25.  Ports (1993).

26.  Corcoran et al. (1980); Marsden and Campbell (1988). Although job seekers can also advertise their services in media publications, the job search literature on advertisements primarily concerns the posting of advertisements by firms and the response to these advertisements by job seekers.

27.  Holzer (1996); Reingold (1997).

28.  Holzer (1987).

29.  Braddock and McPartland (1987).

30.  Holzer (1996).

31.  Holzer (1996); Marsden and Campbell (1988).

32.  Henly (1999); Newman (1999).

33.  Bishop (1993); Holzer (1996); Marsden and Campbell (1988).

34.  We might expect the use of public employment agencies to fluctuate as the number of job losers eligible for unemployment insurance fluctuates because registration with the public employment agency is mandatory for all eligible job losers who wish to collect unemployment benefits.  Consistent with this reasoning, Ports (1993) reports a decline between 1970 and 1992 in the use of public employment agencies among unemployed job seekers, and suggests that this may be due to the fact that the number of unemployed individuals who are actually eligible for unemployment insurance declined over this period.

35.  Marsden and Campbell (1988); Reingold (1997).

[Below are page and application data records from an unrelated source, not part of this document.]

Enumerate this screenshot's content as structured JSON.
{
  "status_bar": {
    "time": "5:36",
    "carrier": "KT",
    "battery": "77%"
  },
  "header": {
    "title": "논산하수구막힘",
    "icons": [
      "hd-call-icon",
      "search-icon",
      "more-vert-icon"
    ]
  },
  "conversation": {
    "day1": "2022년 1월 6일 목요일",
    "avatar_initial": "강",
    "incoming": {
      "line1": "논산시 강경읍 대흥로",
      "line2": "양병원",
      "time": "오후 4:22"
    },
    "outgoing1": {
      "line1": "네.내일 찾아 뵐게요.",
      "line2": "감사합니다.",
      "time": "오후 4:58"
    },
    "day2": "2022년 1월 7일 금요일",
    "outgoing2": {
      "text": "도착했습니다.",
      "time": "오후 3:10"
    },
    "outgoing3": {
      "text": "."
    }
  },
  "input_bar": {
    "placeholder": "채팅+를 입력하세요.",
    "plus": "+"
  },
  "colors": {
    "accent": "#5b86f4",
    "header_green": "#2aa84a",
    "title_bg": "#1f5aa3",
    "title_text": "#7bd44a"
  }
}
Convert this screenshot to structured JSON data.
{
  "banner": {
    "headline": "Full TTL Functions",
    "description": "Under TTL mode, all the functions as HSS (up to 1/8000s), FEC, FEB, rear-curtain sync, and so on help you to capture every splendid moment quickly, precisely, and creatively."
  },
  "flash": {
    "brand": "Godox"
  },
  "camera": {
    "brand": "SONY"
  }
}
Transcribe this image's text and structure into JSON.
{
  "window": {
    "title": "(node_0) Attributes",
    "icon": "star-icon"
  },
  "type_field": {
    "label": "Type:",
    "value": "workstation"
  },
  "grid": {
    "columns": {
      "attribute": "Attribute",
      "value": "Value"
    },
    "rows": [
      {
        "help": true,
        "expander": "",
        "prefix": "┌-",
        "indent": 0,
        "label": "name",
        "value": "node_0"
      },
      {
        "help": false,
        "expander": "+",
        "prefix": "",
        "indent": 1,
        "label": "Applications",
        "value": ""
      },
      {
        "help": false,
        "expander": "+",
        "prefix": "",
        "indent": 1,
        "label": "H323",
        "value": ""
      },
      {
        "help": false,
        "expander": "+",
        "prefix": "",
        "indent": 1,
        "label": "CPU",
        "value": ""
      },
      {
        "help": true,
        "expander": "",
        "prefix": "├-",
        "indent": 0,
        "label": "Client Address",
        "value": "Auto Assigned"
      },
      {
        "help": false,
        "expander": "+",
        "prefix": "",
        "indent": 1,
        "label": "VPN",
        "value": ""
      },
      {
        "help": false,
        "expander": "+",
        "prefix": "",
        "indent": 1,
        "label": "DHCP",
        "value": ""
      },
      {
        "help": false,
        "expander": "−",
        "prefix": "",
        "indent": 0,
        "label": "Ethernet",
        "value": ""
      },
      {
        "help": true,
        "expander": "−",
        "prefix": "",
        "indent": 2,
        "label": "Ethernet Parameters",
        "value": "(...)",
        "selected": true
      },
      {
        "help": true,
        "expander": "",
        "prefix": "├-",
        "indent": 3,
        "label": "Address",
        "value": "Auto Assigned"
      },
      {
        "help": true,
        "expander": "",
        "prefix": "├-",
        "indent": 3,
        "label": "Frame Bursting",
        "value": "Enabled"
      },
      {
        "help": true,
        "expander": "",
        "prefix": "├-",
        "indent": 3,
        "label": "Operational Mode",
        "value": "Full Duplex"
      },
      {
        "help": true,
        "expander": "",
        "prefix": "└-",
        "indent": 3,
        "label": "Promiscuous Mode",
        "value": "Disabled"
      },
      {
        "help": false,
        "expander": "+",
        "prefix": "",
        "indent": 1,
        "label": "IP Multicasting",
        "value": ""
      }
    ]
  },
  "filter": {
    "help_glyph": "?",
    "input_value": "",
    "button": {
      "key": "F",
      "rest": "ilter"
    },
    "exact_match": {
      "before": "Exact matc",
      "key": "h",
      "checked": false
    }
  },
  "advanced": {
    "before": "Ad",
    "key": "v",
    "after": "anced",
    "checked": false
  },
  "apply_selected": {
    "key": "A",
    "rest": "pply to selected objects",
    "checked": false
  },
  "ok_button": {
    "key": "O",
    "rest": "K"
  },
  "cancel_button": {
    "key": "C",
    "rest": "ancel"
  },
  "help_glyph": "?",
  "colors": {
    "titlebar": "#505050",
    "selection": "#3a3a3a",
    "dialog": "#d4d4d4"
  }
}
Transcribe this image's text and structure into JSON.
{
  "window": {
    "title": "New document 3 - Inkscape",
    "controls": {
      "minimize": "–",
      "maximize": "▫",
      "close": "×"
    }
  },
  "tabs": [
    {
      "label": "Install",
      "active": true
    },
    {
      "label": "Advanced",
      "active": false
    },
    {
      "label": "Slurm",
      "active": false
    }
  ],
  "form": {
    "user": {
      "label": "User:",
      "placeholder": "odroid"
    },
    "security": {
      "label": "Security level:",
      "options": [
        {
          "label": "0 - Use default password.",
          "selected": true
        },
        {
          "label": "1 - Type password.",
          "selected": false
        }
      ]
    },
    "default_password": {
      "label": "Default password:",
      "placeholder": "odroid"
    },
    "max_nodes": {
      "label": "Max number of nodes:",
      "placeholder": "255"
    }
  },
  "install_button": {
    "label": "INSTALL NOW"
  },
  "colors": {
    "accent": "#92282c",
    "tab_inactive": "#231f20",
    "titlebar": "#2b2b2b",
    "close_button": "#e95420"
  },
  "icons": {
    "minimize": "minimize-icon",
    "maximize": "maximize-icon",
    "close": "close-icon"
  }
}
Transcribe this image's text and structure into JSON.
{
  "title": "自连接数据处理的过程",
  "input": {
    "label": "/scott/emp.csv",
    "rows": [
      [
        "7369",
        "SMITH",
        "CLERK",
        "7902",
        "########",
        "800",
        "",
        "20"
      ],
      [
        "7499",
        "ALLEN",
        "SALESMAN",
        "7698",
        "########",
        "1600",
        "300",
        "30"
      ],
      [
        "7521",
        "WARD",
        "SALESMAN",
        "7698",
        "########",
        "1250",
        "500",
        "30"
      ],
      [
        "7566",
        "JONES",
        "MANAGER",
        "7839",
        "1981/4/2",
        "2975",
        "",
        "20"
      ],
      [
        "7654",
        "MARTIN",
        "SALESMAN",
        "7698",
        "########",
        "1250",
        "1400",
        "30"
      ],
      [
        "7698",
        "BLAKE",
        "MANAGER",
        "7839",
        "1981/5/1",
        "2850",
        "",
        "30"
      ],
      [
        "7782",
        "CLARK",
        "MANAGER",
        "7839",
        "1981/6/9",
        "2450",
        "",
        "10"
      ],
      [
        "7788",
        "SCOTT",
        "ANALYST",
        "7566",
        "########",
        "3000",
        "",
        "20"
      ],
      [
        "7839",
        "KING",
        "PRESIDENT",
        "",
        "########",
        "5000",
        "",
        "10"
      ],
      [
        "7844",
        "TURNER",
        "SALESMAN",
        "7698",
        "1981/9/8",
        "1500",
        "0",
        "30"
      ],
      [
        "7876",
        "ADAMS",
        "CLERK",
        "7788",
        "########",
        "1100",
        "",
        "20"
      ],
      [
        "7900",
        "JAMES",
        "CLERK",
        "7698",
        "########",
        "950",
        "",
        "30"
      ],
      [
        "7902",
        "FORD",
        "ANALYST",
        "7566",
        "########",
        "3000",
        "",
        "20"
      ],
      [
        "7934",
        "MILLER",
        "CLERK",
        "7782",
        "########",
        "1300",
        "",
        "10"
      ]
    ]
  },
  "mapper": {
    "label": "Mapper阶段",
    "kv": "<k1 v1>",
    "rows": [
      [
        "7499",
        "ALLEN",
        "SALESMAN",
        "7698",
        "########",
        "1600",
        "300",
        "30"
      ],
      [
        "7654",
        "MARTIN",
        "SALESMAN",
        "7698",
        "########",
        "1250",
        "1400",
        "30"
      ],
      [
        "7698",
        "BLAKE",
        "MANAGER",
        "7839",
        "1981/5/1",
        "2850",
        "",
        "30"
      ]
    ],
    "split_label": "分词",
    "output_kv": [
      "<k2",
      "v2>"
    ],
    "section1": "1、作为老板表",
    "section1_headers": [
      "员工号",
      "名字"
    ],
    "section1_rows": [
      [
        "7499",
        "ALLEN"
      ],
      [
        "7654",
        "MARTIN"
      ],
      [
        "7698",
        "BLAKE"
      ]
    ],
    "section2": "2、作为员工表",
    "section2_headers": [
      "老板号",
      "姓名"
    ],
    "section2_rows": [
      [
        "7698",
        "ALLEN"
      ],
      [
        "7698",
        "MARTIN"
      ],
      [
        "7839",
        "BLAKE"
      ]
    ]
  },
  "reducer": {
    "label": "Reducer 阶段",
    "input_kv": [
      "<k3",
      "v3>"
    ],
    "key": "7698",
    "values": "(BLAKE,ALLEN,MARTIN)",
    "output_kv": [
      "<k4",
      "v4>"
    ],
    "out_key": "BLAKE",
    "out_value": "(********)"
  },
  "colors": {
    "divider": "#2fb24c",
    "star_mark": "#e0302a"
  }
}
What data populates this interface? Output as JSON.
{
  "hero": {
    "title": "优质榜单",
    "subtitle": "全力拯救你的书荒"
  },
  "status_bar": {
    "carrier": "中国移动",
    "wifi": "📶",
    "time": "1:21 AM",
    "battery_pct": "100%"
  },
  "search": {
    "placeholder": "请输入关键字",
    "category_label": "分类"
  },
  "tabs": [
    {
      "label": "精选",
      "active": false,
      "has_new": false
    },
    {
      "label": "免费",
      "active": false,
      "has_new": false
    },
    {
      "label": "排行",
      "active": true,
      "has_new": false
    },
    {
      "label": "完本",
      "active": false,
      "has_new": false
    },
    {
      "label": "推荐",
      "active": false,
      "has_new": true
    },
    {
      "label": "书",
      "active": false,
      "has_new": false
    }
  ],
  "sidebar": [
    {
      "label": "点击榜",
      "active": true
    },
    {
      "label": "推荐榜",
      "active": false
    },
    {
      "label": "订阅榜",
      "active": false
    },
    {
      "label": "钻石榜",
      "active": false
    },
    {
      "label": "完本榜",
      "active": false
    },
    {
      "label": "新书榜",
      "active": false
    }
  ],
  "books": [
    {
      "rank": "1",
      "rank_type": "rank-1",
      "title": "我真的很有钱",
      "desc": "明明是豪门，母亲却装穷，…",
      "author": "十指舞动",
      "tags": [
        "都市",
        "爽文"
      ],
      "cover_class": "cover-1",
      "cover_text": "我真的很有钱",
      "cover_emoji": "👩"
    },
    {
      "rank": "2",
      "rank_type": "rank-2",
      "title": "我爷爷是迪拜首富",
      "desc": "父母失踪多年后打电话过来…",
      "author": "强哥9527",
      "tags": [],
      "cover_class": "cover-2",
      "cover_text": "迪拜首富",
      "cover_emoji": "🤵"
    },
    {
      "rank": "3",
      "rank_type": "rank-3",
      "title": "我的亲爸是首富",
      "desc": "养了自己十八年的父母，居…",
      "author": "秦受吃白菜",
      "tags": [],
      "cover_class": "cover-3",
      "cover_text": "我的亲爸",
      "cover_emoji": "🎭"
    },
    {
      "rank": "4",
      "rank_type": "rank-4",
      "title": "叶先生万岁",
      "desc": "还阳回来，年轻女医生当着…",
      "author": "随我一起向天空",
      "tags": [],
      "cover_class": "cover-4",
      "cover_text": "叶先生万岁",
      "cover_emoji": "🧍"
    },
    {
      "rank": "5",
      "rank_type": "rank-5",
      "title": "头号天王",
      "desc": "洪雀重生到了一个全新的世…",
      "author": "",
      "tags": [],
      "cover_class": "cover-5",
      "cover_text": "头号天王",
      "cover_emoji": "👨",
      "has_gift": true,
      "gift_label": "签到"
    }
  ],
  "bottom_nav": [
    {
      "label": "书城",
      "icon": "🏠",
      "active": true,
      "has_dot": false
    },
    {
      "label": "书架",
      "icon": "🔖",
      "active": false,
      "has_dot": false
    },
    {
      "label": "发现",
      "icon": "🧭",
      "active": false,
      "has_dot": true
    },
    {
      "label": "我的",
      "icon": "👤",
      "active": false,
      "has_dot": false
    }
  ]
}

36.  Holzer (1987); Oliver and Lichter (1996); Braddock and McPartland (1987); Valenzuela (1999).

37.  See Lane in this volume for a fuller discussion of job turnover.

38.  See Bishop (1993) for a review of these studies.

39.  Bishop (1993).

40.  Grieco (1987); Stack, forthcoming.

41.  Henly (1999); Granovetter (1995).

42.  Coverdill (1994); Staiger (1990).

43.  Corcoran et al. (1980) .

44.  Bridges and Villemez (1986); Marsden and Hurlbert (1988).

45.  Holzer (1996).

46.  Holzer (1996) notes the ambiguous interpretations of these multi-variate findings.  Rather than recruitment strategies driving wages, it is plausible that employers use particular recruitment methods because they are most likely to target employees of a particular skill level (and which therefore merit a particular wage).

47.  Korneman and Turner (1994); Falcon and Melendez (1997).

48.  Oliver and Lichter (1996); Braddock and McPartland (1987). The relevance of network member status is discussed in depth in Lin, Ensel, and Vaughn (1981).  Also, for a discussion of network heterogeneity, see Granovetter's discussion of 'strong' versus 'weak' ties (1973, 1995).

49.  Braddock and McPartland (1987); Oliver and Lichter (1996).

50.  Braddock and McPartland (1987).

51.  In the job search literature, screening is generally considered as theoretically distinct from recruitment (as a second stage to the hiring process).  However, as is argued herein, search methods may be chosen in part because of the screening function that they serve.

52.  Employers who rely on advertisements can also exercise some control over the type of applicant pool that they draw, by strategically placing advertisements in media outlets with high levels of a preferred audience. Kirschenman and Neckerman (1991) find that Chicago employers, for example, advertise in newspapers whose readerships are over represented by preferred job candidates (either residents of particular neighborhoods or members of preferred ethnic groups).  Thus, advertisements can also play a screening role, although a more limited one than do informal referrals.

53.  See, for example, Grieco (1987), Waldinger (1997a), Kirschenman and Neckerman (1991), Henly (1999).

54.  See Moss and Tilly (1995) for a more elaborate discussion of "soft skills."

55.  Henly (1999).

56.  See Bishop (1993) on the Employment Service and Burtless (1985) on the stigma of vouchers.

57.  Valenzuela (1999).

58.  For a more elaborate discussion of how race and other stereotypic conceptions might affect employer evaluations, see Kirschenman and Neckerman (1991), Moss and Tilly (1995), and Henly (1999).

59.  At least in the U.S., the record is relatively weak. See Rosenbaum, Kariya, Settersten, and Maier (1990) and Osberg (1993) for the experiences of other countries.

60.  Granovetter (1995); Bishop (1993).

61.  Handler and Hasenfeld (1997, 1999)

62.  Leonard (1990).

63.  See Barnow in this volume for more discussions on hiring tax credits.

64.  Lorenz (1995).

65.  See Lorenz (1995) and Katz (1998) for a review of the research on wage subsidies.

66.  Abraham (1993).